Copy all lines containing the string "screenshot" from the records below.

(SOURCE DATA)

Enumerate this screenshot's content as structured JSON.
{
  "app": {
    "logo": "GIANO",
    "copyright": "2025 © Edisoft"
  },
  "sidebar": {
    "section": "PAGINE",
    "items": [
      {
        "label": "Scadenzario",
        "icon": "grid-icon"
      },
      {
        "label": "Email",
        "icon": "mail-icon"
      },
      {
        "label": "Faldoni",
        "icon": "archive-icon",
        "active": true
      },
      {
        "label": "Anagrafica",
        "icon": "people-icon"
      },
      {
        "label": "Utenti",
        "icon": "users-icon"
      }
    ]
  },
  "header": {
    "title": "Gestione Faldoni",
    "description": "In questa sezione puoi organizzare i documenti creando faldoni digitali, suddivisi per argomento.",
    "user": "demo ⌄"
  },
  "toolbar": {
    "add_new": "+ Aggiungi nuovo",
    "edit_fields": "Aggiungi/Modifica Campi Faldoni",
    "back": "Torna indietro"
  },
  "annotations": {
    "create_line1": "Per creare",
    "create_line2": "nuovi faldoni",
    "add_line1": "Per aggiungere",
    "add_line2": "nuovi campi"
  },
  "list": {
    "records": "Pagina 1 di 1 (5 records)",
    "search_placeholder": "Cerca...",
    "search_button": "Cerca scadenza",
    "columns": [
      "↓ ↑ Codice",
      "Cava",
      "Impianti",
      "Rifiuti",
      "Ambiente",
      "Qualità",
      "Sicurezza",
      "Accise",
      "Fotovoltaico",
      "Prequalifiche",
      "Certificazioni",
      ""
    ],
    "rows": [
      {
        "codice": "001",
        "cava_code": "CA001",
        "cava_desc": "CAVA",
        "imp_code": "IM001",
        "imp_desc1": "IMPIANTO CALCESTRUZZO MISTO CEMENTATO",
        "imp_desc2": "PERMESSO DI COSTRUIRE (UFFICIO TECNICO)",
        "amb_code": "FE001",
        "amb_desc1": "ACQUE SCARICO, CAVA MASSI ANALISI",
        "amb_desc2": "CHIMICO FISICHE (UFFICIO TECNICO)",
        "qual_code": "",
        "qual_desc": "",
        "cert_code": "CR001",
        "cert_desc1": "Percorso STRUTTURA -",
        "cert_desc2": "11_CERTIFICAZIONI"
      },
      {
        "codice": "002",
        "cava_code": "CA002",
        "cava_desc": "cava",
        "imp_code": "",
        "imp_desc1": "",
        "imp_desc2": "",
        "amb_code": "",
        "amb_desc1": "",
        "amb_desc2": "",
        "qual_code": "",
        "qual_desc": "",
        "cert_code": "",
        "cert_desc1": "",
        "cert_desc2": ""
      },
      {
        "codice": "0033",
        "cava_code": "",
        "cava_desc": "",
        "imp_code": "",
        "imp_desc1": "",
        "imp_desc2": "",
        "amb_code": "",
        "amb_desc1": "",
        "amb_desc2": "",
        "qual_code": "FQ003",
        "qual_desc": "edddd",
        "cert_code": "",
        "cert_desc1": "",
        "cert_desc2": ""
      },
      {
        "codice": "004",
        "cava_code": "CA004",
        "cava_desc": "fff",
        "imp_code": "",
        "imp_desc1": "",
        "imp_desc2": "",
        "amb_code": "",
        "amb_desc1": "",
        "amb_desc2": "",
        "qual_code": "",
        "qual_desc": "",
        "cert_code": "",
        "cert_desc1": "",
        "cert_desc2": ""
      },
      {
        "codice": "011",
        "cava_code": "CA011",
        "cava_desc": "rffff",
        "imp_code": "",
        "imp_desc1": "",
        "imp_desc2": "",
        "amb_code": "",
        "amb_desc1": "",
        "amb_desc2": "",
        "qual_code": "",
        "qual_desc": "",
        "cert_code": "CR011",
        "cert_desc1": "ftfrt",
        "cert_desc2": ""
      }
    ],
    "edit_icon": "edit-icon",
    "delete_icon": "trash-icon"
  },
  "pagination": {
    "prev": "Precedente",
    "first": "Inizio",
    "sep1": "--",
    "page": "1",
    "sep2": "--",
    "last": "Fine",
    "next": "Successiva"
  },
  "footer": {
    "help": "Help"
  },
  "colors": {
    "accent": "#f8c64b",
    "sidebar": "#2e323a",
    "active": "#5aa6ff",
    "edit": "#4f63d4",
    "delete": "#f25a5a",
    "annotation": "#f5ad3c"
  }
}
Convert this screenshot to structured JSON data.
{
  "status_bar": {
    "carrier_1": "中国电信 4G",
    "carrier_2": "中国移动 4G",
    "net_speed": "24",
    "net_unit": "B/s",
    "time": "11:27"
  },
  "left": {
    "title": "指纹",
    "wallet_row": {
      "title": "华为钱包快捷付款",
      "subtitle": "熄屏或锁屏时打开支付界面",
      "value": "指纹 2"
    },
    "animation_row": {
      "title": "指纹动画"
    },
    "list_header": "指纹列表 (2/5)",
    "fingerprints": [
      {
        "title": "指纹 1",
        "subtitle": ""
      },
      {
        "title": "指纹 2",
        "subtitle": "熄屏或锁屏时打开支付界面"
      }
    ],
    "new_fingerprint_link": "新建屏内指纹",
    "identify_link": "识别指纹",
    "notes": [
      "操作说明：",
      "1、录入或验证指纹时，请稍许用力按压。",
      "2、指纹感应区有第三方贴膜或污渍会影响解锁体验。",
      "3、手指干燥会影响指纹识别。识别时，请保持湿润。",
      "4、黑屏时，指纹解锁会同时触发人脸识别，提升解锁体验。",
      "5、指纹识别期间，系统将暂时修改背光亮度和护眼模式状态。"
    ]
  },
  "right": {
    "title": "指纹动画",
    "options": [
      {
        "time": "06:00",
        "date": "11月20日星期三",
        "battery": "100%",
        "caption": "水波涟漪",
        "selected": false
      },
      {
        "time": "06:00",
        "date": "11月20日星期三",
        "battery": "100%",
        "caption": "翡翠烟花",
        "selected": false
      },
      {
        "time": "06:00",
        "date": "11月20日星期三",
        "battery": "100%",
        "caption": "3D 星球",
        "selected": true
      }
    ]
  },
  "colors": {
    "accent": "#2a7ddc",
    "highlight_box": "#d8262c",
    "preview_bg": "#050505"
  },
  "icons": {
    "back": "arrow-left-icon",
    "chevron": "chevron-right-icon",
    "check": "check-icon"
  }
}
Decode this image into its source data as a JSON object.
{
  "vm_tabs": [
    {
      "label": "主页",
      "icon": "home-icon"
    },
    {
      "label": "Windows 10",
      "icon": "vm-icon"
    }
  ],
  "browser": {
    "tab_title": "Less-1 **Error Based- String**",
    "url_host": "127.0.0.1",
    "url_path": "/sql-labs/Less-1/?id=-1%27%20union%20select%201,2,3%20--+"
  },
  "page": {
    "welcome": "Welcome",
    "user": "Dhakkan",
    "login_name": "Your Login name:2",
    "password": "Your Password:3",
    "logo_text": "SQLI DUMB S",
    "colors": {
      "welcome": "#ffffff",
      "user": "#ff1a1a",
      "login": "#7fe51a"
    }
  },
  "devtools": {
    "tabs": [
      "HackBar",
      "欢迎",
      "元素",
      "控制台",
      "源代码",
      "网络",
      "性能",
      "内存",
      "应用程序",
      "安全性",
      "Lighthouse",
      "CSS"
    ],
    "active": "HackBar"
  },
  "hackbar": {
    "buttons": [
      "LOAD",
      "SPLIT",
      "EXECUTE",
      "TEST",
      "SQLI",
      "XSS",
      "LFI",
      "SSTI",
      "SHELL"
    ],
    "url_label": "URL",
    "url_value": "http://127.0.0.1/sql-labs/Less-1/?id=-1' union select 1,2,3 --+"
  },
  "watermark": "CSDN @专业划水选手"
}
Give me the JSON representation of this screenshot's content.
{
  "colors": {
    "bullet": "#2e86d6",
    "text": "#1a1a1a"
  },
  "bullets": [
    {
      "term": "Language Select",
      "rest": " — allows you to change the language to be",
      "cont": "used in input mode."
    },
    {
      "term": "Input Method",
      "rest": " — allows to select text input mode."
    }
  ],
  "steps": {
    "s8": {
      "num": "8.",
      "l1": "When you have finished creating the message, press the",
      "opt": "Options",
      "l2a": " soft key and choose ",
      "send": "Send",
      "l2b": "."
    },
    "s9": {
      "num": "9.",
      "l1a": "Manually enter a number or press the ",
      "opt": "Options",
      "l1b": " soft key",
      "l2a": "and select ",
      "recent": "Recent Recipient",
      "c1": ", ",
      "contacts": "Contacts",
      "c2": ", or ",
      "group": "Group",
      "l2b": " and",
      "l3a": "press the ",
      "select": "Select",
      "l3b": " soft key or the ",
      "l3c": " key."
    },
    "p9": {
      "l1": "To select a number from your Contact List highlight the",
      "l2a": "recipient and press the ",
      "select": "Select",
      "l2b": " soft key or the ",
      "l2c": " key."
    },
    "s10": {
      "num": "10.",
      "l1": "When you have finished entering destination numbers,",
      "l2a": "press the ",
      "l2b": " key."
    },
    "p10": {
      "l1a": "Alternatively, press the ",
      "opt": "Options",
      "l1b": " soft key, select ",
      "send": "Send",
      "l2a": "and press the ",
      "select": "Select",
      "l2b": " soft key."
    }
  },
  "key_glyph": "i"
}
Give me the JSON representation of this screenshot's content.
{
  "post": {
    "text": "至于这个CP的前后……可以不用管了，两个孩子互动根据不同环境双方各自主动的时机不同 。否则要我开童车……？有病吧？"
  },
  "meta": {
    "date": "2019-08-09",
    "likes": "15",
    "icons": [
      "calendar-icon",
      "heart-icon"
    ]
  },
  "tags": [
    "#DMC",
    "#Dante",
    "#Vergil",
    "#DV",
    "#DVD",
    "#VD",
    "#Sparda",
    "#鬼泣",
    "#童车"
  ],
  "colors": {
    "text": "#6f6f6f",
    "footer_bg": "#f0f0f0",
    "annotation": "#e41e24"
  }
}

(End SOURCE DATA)

**THE ANSWER**
Enumerate this screenshot's content as structured JSON.
Convert this screenshot to structured JSON data.
Give me the JSON representation of this screenshot's content.
Give me the JSON representation of this screenshot's content.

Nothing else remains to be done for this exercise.